Could you filter the records below and keep only the lines with the word "channel"?

---- INPUT

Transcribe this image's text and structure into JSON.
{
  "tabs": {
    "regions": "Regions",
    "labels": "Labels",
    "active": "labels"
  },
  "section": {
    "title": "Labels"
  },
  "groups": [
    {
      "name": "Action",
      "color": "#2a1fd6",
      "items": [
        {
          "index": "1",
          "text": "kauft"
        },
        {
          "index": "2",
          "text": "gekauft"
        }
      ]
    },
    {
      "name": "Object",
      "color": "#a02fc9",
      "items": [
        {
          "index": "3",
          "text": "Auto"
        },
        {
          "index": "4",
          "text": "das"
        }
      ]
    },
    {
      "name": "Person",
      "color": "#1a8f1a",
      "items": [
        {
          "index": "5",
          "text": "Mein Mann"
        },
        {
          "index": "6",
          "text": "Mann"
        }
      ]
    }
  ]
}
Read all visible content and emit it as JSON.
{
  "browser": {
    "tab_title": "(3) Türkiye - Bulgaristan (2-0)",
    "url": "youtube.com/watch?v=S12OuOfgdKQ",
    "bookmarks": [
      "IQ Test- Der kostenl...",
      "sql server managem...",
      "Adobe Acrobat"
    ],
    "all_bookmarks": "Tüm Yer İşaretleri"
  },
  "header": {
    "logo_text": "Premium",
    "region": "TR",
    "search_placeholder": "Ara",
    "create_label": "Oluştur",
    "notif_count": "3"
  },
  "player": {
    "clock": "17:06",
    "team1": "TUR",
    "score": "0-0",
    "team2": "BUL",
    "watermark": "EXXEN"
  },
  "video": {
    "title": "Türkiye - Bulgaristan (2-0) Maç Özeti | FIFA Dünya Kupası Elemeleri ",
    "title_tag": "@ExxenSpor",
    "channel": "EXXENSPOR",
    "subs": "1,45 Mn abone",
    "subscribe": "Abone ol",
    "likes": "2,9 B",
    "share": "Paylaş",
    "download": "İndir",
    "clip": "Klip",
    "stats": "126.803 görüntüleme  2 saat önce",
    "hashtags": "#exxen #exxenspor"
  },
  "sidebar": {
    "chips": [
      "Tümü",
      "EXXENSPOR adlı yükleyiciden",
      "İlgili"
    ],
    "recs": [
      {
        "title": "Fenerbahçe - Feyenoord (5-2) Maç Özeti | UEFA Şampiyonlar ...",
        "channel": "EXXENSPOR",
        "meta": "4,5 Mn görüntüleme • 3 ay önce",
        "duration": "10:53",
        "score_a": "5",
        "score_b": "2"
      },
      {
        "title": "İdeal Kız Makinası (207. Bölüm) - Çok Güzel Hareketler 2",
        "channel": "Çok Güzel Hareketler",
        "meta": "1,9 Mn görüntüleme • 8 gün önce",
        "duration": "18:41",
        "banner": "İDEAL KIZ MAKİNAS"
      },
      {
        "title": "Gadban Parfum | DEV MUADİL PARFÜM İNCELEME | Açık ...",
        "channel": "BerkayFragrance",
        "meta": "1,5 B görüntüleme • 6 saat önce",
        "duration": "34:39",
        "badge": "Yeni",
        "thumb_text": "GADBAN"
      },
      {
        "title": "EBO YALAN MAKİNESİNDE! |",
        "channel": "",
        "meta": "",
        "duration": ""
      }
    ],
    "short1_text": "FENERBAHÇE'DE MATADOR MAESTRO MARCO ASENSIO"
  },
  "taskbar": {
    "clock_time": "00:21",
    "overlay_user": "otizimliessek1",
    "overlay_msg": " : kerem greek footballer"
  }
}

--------

### ANSWER
    "channel": "EXXENSPOR",
        "channel": "EXXENSPOR",
        "channel": "Çok Güzel Hareketler",
        "channel": "BerkayFragrance",
        "channel": "",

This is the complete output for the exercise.